<<<<

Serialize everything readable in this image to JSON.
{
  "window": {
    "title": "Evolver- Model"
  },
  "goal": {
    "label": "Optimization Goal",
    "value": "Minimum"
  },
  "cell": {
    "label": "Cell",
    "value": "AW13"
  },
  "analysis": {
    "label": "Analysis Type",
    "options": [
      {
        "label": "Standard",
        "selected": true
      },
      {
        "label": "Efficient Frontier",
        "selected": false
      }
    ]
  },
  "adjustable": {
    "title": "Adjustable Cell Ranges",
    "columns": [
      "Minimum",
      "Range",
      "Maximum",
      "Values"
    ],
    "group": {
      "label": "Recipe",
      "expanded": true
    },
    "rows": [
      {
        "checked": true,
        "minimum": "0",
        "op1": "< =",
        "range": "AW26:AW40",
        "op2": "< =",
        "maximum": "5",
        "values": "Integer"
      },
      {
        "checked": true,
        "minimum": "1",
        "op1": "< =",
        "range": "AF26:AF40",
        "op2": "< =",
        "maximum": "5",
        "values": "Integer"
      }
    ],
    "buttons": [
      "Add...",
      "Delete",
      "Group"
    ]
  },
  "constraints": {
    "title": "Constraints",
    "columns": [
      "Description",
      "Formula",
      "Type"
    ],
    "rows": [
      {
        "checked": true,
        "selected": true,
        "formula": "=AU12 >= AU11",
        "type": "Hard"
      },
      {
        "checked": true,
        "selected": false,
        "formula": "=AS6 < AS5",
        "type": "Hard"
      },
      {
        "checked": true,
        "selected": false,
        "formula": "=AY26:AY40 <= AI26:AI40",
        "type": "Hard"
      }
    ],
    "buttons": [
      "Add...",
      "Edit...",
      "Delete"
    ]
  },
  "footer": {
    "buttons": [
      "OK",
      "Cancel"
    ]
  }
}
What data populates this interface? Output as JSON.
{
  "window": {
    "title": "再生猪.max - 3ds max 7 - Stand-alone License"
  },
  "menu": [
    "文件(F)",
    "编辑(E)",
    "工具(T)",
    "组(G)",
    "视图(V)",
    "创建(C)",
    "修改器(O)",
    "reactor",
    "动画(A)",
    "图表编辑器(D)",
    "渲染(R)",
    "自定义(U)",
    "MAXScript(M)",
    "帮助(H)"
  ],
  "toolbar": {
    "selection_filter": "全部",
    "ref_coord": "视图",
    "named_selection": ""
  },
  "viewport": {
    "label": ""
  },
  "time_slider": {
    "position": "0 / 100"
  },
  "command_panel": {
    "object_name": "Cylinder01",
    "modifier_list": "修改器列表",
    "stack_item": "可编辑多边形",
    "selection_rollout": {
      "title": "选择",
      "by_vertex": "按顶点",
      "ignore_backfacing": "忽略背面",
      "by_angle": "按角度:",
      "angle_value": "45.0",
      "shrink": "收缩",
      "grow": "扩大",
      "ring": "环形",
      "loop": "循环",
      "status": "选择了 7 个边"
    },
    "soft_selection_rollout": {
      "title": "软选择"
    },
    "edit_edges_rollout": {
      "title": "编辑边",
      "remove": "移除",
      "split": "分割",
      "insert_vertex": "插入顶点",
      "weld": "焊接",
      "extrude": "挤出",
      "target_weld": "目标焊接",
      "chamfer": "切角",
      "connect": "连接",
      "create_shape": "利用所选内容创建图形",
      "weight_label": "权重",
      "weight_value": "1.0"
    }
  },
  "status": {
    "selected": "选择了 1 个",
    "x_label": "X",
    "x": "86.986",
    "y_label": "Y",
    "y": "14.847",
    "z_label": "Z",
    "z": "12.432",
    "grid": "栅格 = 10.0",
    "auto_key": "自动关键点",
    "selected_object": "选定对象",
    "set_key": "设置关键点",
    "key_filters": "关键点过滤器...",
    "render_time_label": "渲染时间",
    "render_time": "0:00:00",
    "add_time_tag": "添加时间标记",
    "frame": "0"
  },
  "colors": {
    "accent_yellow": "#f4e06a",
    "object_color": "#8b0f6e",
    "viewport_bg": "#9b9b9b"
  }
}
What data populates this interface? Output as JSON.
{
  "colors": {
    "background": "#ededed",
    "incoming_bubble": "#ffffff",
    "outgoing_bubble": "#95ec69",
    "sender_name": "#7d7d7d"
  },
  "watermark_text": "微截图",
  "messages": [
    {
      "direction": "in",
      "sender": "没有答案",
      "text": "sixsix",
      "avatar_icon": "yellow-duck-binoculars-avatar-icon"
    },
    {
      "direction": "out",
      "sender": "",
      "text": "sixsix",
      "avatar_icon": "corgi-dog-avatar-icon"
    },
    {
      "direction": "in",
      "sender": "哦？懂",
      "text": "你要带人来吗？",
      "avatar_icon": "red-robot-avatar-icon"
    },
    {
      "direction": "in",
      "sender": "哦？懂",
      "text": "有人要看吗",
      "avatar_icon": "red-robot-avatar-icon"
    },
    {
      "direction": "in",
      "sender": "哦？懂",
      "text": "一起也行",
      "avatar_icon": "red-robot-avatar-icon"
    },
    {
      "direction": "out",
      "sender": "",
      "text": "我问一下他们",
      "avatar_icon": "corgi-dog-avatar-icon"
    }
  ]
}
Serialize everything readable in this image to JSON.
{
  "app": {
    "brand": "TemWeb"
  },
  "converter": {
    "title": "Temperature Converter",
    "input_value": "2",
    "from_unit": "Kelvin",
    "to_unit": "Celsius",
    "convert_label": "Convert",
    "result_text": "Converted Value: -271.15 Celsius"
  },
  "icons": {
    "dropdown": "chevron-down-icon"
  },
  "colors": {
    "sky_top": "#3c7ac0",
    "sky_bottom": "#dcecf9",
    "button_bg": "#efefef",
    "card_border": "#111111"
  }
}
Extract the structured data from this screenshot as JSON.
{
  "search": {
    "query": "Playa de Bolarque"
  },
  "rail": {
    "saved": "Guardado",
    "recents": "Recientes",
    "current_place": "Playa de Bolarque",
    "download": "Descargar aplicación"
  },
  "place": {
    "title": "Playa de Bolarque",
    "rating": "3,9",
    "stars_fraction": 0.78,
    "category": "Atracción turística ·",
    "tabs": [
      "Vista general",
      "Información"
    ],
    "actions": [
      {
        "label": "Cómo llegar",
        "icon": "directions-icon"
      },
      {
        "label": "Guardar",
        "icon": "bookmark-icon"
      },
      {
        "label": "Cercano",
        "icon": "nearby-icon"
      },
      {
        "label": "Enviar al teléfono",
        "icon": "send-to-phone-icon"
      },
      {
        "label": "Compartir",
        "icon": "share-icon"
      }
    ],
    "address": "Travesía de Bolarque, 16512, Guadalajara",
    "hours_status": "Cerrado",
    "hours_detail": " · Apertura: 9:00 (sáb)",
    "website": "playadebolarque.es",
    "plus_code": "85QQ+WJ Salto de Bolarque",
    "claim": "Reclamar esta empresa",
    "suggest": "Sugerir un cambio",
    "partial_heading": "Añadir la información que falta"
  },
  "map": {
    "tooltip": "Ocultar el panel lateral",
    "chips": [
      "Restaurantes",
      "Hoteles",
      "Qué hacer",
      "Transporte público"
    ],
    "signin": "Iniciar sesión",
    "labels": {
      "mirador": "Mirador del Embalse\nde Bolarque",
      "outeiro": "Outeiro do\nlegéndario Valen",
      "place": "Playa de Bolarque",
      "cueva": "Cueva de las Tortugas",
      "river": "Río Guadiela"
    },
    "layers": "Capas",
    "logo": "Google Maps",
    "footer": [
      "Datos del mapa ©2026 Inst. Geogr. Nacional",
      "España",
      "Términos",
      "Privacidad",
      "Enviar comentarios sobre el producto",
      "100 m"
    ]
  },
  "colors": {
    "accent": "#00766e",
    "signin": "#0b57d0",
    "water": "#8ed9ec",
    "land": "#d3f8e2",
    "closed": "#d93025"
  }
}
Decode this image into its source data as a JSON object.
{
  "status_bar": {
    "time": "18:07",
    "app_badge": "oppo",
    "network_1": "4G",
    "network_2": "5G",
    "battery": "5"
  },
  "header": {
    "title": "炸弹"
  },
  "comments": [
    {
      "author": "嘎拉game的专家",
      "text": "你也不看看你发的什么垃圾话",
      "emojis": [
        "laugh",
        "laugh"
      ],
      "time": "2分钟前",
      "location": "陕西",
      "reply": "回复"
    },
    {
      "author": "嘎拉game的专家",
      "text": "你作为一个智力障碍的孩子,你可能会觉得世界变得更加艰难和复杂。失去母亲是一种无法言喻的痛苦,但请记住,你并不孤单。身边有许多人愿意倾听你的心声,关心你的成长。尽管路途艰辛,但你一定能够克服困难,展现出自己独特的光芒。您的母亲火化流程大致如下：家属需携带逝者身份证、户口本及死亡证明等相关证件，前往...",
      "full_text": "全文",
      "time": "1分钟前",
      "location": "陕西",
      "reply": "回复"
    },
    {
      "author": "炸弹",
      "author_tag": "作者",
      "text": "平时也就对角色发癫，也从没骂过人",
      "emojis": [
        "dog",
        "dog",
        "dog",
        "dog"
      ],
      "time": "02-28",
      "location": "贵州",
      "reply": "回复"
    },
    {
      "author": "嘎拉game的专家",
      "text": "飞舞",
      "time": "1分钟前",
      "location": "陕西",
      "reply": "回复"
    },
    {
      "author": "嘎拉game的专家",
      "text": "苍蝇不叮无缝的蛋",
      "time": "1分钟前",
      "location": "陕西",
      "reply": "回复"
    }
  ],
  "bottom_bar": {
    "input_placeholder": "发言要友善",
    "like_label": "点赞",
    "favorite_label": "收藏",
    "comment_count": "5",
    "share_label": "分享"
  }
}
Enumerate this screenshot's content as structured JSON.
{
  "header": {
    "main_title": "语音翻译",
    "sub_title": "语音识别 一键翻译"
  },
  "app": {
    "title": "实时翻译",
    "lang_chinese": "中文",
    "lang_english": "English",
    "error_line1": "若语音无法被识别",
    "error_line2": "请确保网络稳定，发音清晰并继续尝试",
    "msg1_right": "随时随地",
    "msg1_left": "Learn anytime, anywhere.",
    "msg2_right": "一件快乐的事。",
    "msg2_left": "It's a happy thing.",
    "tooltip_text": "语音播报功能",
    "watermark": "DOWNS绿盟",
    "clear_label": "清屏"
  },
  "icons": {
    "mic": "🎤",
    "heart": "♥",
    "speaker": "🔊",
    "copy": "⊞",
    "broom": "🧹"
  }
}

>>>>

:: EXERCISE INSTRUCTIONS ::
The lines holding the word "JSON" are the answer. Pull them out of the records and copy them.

:: YOUR RESPONSE ::
Serialize everything readable in this image to JSON.
What data populates this interface? Output as JSON.
What data populates this interface? Output as JSON.
Serialize everything readable in this image to JSON.
Extract the structured data from this screenshot as JSON.
Decode this image into its source data as a JSON object.
Enumerate this screenshot's content as structured JSON.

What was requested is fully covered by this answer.